If the media are going to be consistent, reporters should react the same way they did when Pat Smith spoke about Benghazi during the GOP convention. ABC’s Terry Moran on Monday cited the speech by “a grieving mother of one of the dead from Benghazi” as evidence that “it has been a dark night.”
“I don’t care what that woman up there, the mother has felt — her emotions are her own — but for the country in choosing a leader, it’s wrong to have someone get up there and tell a lie about Hillary Clinton. It’s not true,” MSNBC’s Chris Matthews complained.
NBC’s Chuck Todd was dismissive: “Beating up Hillary, using Benghazi to beat up Hillary is an easy way to do it....It’s sort of lowest common denominator stuff.”
So if Michael Brown’s mother criticizes law enforcement from the podium of the Democratic convention, pundits will need to quickly “fact check” her about the several investigations that found the Ferguson police shooting justified, and dismiss the event as “lowest common denominator stuff” for the Democratic base.

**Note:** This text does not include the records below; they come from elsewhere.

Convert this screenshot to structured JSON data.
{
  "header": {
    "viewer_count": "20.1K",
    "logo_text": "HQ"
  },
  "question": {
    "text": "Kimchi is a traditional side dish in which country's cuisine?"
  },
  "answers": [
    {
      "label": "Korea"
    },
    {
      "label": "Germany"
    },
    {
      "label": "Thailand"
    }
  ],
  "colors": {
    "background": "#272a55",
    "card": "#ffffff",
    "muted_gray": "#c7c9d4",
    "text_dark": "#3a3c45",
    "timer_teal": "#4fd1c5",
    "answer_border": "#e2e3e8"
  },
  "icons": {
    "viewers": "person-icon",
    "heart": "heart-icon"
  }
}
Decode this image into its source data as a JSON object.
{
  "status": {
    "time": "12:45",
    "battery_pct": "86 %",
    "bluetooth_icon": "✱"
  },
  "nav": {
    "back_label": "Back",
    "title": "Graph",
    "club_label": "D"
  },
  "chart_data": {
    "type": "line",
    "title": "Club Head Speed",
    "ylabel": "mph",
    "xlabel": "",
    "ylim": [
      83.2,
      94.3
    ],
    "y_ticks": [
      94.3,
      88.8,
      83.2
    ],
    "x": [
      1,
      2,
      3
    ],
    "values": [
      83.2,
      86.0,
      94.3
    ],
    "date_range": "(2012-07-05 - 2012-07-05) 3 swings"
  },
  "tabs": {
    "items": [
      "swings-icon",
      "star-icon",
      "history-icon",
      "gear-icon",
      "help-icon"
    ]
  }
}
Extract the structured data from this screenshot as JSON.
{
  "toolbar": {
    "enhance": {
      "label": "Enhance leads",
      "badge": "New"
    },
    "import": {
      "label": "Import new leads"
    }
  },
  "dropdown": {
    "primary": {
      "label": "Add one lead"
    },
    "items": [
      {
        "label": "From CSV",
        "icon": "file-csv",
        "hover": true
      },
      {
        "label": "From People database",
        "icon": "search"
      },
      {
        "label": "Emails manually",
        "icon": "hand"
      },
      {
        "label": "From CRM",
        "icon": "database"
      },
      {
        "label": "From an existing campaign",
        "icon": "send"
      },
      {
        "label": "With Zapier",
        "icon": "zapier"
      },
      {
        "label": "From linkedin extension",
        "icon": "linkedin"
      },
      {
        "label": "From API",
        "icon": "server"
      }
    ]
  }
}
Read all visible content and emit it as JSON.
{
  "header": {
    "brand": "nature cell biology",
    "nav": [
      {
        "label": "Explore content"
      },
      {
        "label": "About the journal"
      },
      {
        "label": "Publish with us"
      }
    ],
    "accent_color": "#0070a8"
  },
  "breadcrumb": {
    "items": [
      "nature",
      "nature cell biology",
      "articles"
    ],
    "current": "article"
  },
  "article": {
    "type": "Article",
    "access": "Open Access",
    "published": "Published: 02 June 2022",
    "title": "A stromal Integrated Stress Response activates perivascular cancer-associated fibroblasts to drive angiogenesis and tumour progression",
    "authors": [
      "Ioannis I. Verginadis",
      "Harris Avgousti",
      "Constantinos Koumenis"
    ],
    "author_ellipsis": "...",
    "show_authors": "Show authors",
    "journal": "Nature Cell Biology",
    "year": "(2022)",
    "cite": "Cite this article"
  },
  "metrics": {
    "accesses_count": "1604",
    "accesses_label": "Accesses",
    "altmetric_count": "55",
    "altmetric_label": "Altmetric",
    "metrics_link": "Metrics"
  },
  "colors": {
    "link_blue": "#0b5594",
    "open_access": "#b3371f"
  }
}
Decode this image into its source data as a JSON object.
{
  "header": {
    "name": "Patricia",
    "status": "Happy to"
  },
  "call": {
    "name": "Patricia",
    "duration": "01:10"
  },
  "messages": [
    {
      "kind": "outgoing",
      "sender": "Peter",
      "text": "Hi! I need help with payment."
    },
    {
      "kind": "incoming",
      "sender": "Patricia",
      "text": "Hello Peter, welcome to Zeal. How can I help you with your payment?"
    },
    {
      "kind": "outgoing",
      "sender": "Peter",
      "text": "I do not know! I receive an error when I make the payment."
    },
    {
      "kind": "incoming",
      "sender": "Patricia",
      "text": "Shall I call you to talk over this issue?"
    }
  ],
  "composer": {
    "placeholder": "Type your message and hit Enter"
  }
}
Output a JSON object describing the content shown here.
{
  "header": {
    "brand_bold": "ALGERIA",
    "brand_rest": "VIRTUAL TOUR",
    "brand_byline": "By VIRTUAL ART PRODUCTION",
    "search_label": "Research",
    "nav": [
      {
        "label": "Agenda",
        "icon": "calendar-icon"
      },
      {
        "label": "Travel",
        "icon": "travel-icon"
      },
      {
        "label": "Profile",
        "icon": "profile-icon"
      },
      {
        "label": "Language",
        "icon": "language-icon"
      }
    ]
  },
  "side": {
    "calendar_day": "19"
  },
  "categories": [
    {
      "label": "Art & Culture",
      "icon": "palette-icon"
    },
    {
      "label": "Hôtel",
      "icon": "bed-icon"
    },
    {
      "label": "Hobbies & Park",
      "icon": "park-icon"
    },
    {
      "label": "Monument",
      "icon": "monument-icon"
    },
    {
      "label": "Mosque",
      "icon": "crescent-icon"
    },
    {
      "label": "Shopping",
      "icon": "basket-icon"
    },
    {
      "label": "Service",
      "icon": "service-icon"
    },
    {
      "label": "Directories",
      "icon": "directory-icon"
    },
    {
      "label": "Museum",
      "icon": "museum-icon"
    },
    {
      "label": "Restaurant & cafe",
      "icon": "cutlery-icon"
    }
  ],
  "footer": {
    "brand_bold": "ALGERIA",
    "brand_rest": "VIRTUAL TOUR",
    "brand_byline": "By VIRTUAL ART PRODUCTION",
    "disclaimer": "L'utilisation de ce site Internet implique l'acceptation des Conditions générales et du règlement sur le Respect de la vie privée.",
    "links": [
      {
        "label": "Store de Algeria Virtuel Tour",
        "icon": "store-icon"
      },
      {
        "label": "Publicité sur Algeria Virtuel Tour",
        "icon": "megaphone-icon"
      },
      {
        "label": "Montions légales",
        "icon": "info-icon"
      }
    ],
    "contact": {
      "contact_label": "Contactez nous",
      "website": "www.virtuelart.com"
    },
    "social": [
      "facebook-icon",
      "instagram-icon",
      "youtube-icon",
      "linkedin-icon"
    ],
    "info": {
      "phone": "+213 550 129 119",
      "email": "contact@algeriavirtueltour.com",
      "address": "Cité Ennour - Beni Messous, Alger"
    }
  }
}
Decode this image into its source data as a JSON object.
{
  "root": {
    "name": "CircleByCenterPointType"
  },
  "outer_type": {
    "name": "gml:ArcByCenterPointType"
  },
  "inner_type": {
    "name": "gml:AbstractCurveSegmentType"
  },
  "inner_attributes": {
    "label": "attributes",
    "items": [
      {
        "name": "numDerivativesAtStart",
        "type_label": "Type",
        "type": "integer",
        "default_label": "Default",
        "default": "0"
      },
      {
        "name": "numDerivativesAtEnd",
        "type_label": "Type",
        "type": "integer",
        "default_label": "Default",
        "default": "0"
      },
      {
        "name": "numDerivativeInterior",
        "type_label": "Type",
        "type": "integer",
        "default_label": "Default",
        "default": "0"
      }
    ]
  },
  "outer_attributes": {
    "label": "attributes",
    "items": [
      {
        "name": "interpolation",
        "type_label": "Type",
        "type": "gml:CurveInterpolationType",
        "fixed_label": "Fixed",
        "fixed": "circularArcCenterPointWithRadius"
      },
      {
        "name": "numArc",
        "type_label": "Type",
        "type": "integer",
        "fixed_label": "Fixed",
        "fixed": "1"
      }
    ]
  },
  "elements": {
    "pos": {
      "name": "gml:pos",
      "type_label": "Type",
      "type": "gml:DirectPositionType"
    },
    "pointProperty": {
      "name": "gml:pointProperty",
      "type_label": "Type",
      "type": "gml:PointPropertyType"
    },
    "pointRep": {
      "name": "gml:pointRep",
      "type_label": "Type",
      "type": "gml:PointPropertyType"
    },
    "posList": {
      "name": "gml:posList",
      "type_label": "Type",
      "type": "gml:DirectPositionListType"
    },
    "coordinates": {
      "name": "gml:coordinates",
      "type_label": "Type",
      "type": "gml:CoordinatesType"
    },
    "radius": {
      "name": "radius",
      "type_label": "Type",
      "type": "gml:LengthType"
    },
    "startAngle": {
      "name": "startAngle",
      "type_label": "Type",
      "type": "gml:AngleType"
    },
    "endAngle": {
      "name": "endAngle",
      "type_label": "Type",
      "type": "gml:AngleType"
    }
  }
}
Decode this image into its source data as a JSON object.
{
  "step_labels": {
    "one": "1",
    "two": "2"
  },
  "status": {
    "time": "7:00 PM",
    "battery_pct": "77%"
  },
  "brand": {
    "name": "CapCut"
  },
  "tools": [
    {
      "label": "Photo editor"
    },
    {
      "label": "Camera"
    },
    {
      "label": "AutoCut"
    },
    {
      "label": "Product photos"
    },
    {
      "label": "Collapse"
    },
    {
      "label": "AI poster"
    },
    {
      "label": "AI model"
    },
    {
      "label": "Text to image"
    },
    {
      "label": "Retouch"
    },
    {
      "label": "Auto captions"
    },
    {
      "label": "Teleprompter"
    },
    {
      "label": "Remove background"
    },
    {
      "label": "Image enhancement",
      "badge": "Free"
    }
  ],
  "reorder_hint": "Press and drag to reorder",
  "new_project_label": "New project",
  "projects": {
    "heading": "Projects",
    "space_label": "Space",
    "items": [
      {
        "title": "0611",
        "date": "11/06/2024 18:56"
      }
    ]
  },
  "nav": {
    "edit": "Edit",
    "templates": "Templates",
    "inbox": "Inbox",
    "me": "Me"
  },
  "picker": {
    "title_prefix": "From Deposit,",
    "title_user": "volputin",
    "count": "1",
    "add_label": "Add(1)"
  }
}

■ The networks need to paint liberal Democrats as just as ideological as conservative Republicans. CBS’s Major Garrett on July 19 talked about the GOP platform being “one of the most conservative platforms in Republican Party history.” The week before, an article by New York Times reporter Jeremy Peters described it as a “rightward lurch even from the party’s hard-line platform,” without ever acknowledging the Democrats leftward lurch.
It’s not just the platform; MRC’s review of ABC, CBS and NBC coverage found 40 instances in which GOP vice presidential candidate Mike Pence was labeled a “conservative,” “staunch conservative” and “social conservative.”
Given Pence’s American Conservative Union rating of 99, that’s a fair label — but Democratic vice presidential candidate Tim Kaine has received a lifetime score of zero from the same group, and the networks have yet to call him “liberal” or “progressive.” Instead, CBS’s Nancy Cordes called Kaine a “moderate,” while ABC’s Dan Harris said he’s “not a liberal.”
Given Kaine’s liberal history, and how Senator Bernie Sanders proudly pointed out that “we now have the most progressive platform in the history of the Democratic Party,” a fair news media would be just as quick to attach ideological labels to the Democrats’ platform and vice presidential candidate as they’ve been for the Republicans.